Original Post by Genevieve Brune:
Over the past couple of months, we have learned about various stakeholder needs and the complications that come when land managers try to address all of these needs, while balancing the resources of public lands. The National Park Service’s mission perfectly sums up this goal of trying to protect resources, while also trying to increase visitor use and satisfaction:
“The National Park Service preserves unimpaired the natural and cultural resources and values of the National Park System for the enjoyment, education, and inspiration of this and future generations. The Park Service cooperates with partners to extend the benefits of natural and cultural resource conservation and outdoor recreation throughout this country and the world.”
A couple of issues have come to mind for managing this balance:
Based on limited resources and budgets, do you think that the preservation of naturel resources should be prioritized over visitor use and public engagement, or vice versa? Why?
Right now, the National Park Service does not limit the number of visitors to public lands. However, there are lots of indications that park resources are being overused and overstressed (Public Lands History Center 2018). Do you think that the National Park Service should limit visitors to reduce the use of resources? If yes, how do you recommend that the National Park Service goes about doing this, while still ensuring that all of the public still gets to enjoy these public lands?
Public Lands History Center. 2018. “Overuse in National Parks: Fewer Visitors or More Parks?” Colorado State University. https://publiclands.colostate.edu/plhc-blog/national-park-overuse/

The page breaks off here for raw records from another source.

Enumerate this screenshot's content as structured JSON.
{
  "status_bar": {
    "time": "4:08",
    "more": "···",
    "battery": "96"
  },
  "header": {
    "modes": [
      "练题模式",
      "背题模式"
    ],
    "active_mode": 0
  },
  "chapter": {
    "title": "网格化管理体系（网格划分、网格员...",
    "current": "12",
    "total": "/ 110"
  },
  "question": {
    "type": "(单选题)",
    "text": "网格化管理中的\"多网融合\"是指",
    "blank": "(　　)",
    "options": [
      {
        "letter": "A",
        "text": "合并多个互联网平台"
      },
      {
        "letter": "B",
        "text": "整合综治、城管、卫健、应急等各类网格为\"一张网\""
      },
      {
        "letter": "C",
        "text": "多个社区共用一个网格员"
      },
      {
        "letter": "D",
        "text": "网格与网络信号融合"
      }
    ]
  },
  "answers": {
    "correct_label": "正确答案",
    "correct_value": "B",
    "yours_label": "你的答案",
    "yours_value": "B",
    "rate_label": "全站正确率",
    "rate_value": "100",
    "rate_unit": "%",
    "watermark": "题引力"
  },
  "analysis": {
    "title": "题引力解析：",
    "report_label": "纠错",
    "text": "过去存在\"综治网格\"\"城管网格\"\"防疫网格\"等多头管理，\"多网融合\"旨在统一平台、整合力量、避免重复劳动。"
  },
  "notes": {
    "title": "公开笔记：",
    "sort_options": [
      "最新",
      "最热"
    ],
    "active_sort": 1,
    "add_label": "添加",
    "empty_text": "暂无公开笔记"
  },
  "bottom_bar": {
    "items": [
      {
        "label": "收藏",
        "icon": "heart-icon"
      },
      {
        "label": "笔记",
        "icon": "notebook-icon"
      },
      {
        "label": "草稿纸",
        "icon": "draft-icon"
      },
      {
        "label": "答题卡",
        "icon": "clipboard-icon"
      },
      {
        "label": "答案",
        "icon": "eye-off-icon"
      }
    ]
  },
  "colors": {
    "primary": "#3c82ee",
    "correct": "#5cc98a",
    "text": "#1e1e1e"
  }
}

Throughout the quarter, we did talk about the conflict concerning the National Park Service (NPS)’s mission to satisfy all stakeholders, including fossil fuel corporations, by basing its management on the multiple-use framework. Establishing a balance while implementing the multiple-use framework is tricky considering the multiple stressors intensified by climate change. Common pool resources are limited for all stakeholders. At the same time, natural resource preservationists have relatively low budgets compared to fossil fuel corporations. Additionally, there are alternatives, such as renewable energy suppliers, to fossil fuels corporations. So, the preservation should be prioritized over fossil fuel extraction. However, the change in priority needs to acknowledge the human population’s current dependency on fossil fuel extraction. It must be a smooth transition. Therefore, the need to prioritize preservation is clear, and the most massive challenge is how to make it happen. The same massive challenge exists regarding visitor use and public engagement, except it is more complicated because fossil fuel extraction feeds climate change while the connection between citizens and National Parks would help mitigate the impacts of climate change. So, I do not recommend limiting visitors to reduce the use of resources without establishing any sort of alternative. The answer should not be stricter enforcement as it is important to consider people who visit national parks do not do so to be instructed (Jones et al. 2017). Rather, they visit to experience and be moved by the grandeur of iconic places (Jones et al. 2017). So, the NPS should simultaneously focus on increasing public engagement while protecting National Parks by strengthening the diversity in opportunity for people to connect with nature. The NPS can devote energy to reconstructing new affiliations with state, regional, and local parks, nature centers, and cultural heritage sites to encourage more recurring experiences in nature beyond the occasional visit to a national park (Jones et al. 2017). The 2008 Consolidated Natural Resources Act permits the NPS to expend appropriated funds beyond unit boundaries if such expenditures help protect park resources (Sauvajot 2016). For example, the Rivers, Trails and Conservation Assistance program provides technical assistance to communities for conservation and recreational initiatives (Sauvajot 2016). To manage parks and protected areas successfully and ensure that resource values persist, park managers must establish and maintain relationships with other agencies and organizations, as well as directly engage in conservation efforts at a local scale (Sauvajot 2016).
Jones, Cassidy, Nate Shipley, and Sabah Ul-Hasan. 2017. “Bringing Parks Back to the People: Revisiting the Dual Mandate and Core Values of the National Park Service”. The George Wright Forum. 34(1): 45-52.
Sauvajot, Raymond. 2016. “National Parks and the Scaling-Up Imperative”. The George Wright Forum. 33(2): 145-148.